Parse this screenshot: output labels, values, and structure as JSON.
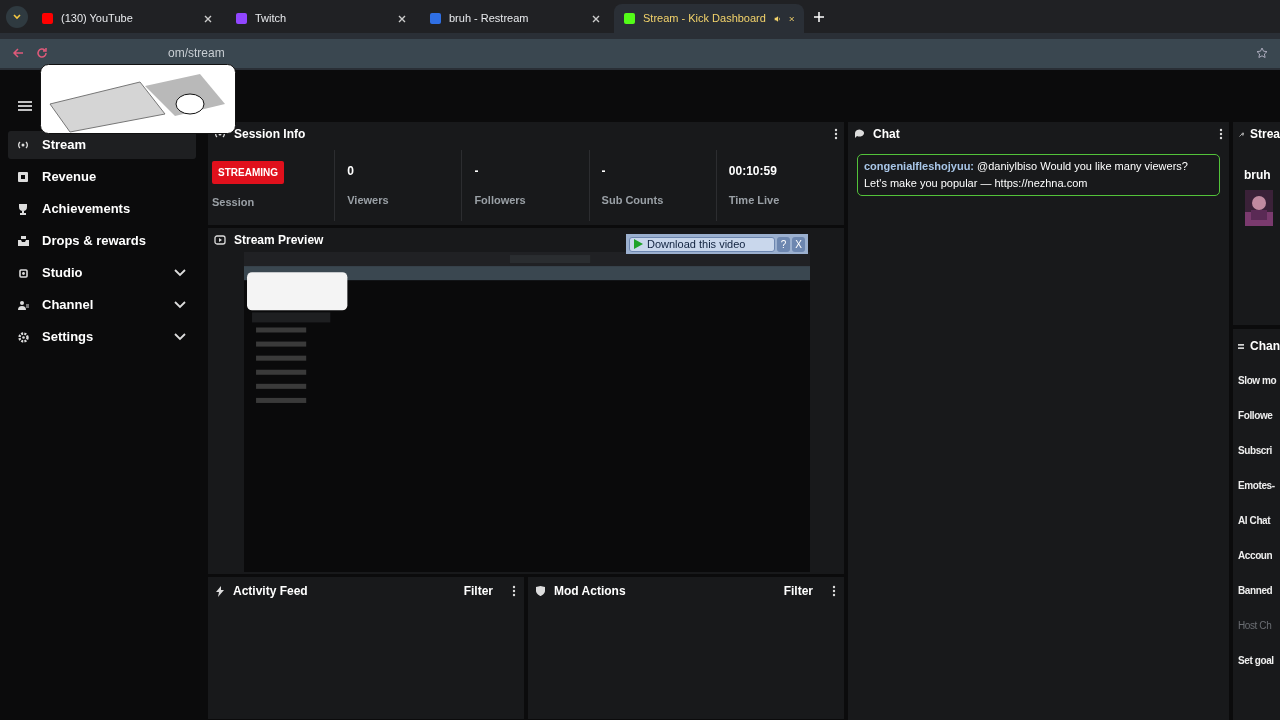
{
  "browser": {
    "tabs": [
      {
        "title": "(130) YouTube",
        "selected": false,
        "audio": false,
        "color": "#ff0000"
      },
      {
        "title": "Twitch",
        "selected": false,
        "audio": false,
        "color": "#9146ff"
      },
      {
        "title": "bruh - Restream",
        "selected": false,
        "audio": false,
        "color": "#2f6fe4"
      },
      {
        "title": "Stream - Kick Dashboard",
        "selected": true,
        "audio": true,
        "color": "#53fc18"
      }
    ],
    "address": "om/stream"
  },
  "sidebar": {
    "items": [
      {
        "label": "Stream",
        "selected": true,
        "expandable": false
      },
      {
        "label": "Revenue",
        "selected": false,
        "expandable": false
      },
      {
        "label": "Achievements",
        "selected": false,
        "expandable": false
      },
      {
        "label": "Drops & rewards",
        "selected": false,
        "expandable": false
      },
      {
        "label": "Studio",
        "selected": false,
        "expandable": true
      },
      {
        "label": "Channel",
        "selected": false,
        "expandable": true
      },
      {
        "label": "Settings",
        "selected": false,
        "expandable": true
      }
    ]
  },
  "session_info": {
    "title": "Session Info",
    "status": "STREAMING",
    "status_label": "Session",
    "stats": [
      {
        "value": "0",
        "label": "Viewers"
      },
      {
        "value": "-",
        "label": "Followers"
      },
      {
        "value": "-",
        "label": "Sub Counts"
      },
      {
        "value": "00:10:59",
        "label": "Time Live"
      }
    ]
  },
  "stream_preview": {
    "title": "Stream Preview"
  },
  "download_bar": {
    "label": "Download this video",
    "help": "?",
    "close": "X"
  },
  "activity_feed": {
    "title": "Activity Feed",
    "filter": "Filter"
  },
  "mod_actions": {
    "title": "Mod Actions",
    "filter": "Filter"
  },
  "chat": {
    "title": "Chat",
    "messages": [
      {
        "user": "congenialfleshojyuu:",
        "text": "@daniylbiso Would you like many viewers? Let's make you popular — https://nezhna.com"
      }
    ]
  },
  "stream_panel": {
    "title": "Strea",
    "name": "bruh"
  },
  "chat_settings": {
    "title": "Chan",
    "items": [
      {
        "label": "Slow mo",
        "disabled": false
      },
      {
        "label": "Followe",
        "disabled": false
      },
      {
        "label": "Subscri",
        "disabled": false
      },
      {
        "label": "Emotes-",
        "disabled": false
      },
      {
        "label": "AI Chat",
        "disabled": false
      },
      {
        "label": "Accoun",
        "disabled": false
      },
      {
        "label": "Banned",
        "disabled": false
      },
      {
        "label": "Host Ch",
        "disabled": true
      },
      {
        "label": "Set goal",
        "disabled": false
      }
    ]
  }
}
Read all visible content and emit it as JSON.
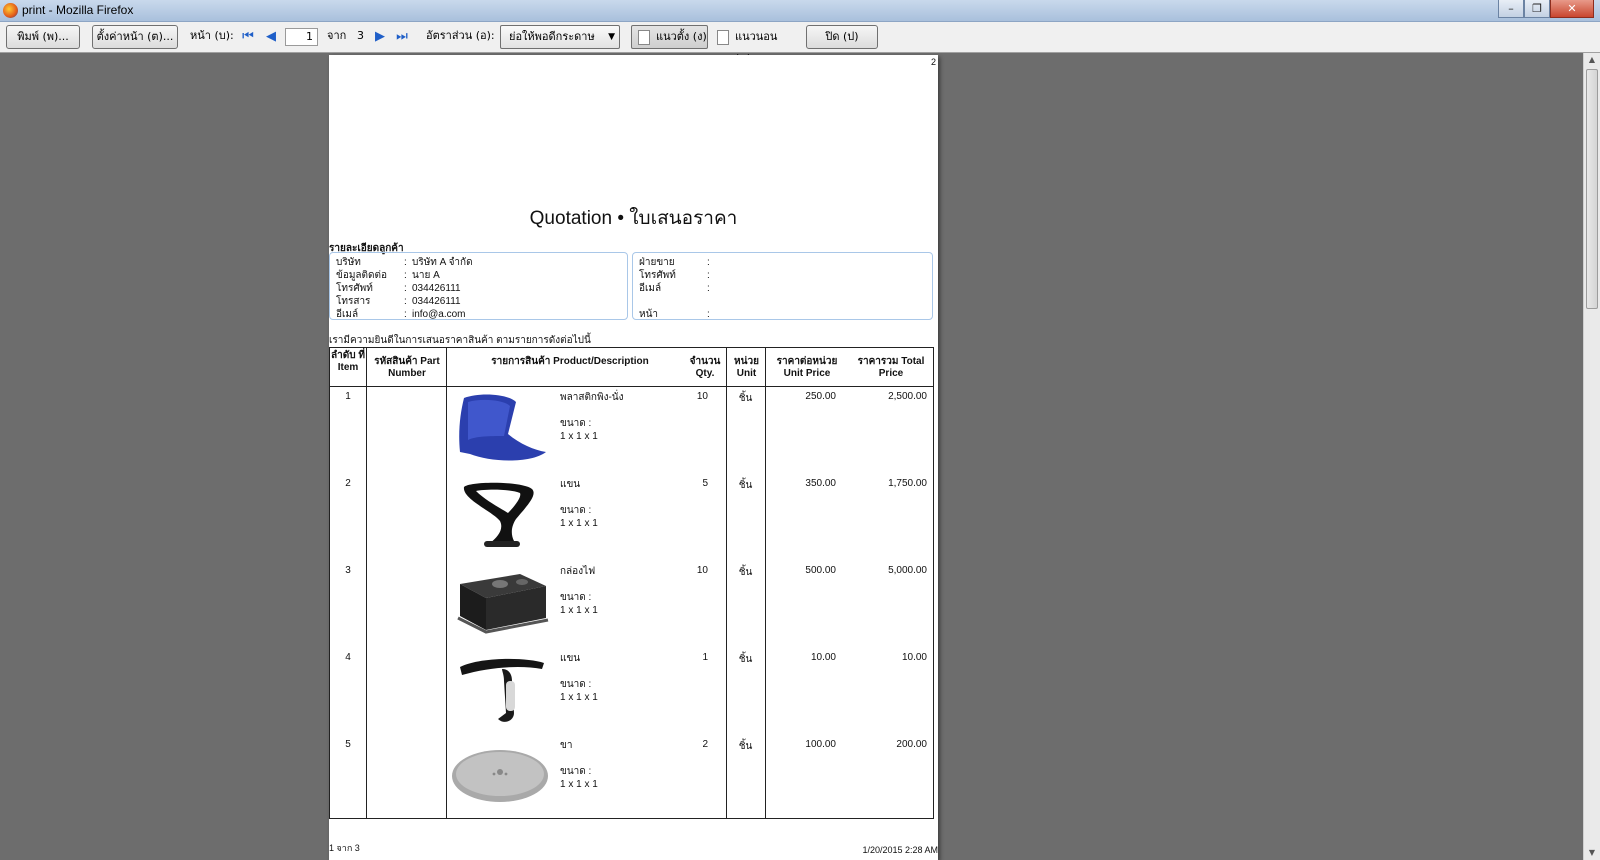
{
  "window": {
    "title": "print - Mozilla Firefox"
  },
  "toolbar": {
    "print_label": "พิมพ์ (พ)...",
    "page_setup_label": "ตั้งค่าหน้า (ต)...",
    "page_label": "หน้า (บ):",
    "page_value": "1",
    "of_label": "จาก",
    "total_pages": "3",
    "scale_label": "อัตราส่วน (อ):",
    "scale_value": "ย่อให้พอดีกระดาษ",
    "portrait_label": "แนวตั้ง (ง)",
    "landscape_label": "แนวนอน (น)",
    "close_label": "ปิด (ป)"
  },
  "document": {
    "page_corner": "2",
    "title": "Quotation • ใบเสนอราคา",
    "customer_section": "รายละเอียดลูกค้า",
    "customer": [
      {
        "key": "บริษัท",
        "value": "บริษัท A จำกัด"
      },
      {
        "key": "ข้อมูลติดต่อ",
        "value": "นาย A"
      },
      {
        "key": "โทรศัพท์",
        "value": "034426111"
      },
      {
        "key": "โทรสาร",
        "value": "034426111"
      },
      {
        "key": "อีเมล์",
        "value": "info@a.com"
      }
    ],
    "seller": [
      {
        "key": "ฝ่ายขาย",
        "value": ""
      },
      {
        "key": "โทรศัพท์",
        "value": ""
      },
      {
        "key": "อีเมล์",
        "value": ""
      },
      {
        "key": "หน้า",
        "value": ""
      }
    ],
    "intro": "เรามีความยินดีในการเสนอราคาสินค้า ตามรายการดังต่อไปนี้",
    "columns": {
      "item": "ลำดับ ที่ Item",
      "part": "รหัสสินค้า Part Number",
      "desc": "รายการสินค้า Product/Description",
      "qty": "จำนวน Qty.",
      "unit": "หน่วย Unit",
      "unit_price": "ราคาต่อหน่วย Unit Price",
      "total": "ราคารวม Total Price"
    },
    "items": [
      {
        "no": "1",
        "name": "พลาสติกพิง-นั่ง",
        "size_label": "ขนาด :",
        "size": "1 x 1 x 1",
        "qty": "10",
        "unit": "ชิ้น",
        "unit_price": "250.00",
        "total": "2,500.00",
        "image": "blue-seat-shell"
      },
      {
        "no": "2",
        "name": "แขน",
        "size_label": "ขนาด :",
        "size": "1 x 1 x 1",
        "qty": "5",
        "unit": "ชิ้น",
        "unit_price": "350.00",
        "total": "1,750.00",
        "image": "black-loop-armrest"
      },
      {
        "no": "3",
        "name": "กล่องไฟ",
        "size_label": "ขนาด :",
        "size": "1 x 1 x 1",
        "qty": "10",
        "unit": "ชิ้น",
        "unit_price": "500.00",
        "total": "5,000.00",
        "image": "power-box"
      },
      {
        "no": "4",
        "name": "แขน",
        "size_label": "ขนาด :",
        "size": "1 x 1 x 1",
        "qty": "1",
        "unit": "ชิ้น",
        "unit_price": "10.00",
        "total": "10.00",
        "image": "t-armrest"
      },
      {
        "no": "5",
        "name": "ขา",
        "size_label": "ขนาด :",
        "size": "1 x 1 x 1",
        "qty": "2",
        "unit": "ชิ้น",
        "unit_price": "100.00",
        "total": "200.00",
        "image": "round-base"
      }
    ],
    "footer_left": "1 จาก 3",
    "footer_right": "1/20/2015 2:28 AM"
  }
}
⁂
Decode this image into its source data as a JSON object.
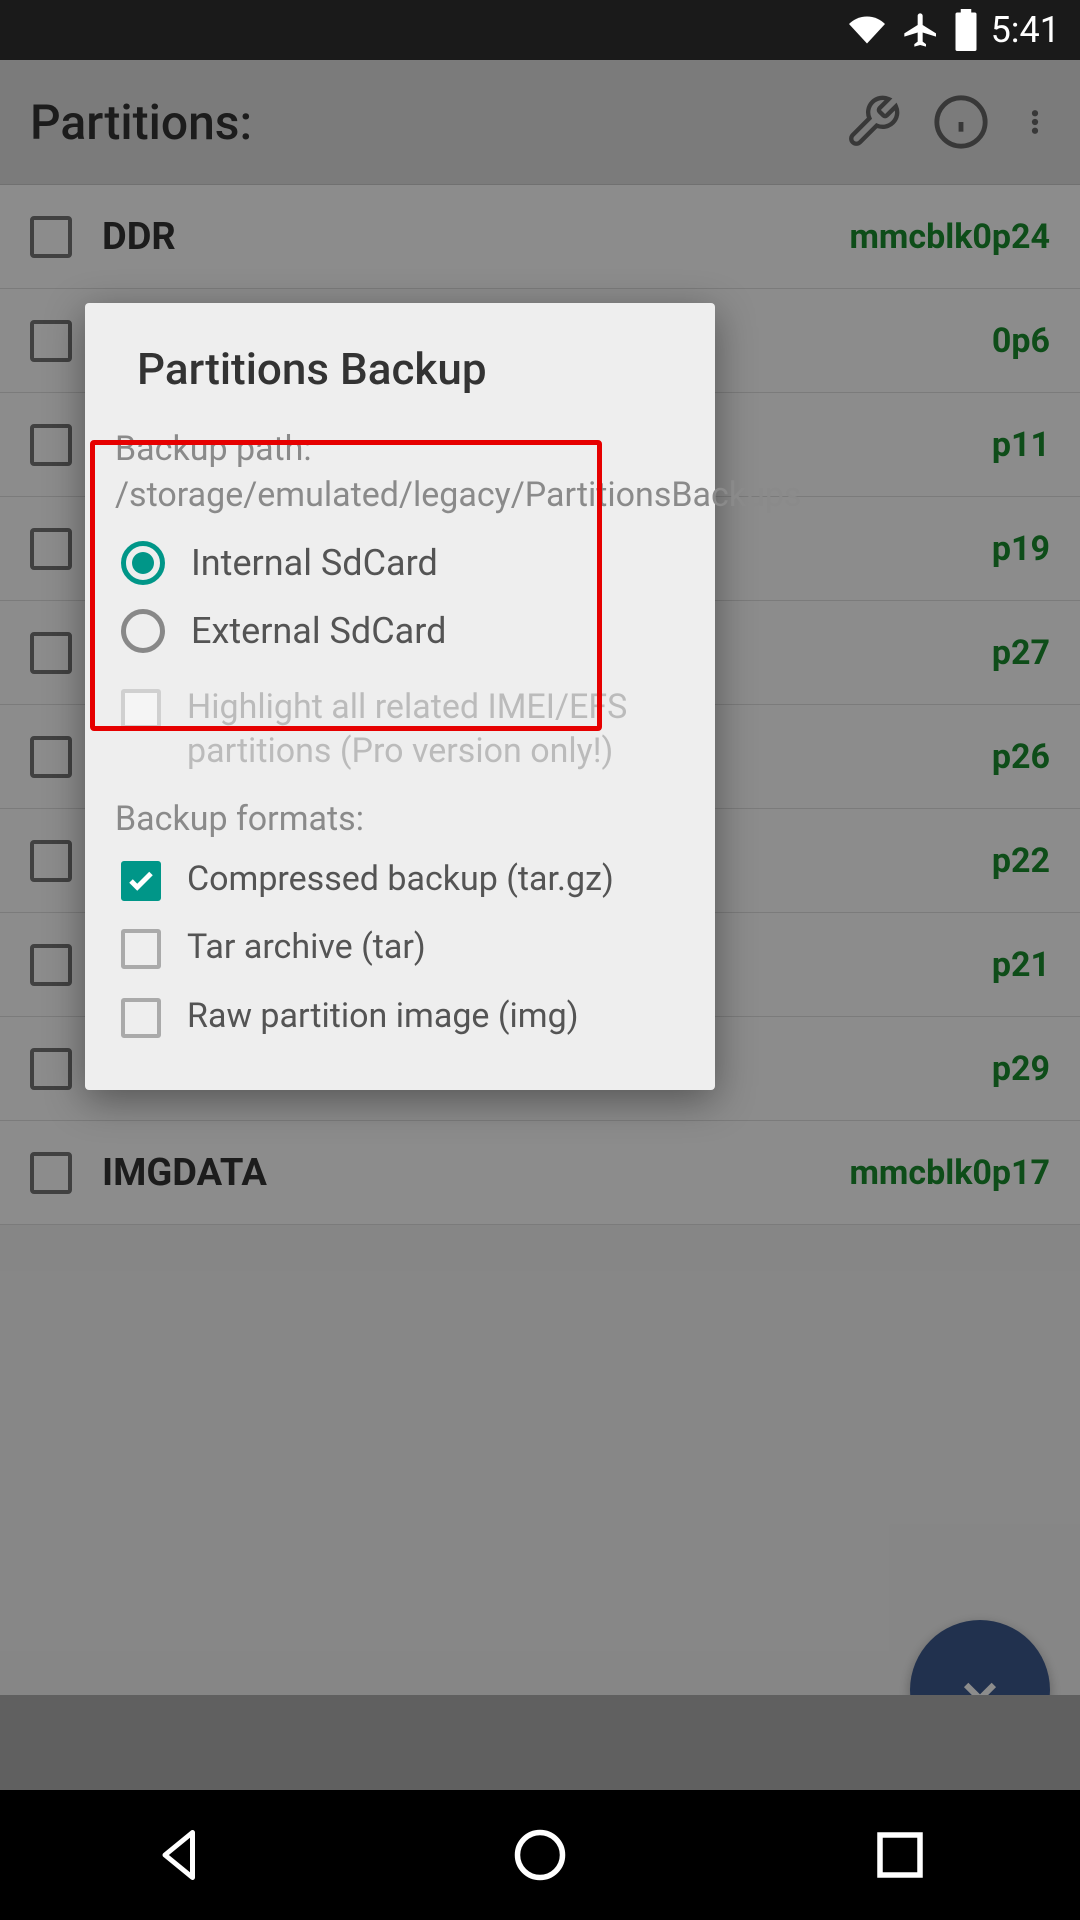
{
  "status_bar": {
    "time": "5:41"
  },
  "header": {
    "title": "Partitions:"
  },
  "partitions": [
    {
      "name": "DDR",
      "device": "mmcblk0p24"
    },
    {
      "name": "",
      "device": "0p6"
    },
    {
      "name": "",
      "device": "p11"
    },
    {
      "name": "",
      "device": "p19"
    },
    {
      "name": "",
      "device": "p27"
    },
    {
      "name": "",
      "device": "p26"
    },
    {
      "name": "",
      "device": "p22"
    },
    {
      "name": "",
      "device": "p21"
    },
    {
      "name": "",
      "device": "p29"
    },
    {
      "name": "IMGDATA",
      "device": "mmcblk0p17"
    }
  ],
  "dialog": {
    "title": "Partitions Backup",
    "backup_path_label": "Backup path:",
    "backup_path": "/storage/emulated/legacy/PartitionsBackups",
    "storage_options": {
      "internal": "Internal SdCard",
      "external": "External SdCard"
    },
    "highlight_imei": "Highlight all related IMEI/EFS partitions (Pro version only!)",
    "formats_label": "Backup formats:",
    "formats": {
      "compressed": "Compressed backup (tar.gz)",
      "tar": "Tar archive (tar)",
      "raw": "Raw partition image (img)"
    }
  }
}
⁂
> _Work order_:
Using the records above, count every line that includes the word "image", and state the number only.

> _Solved exercise_:
7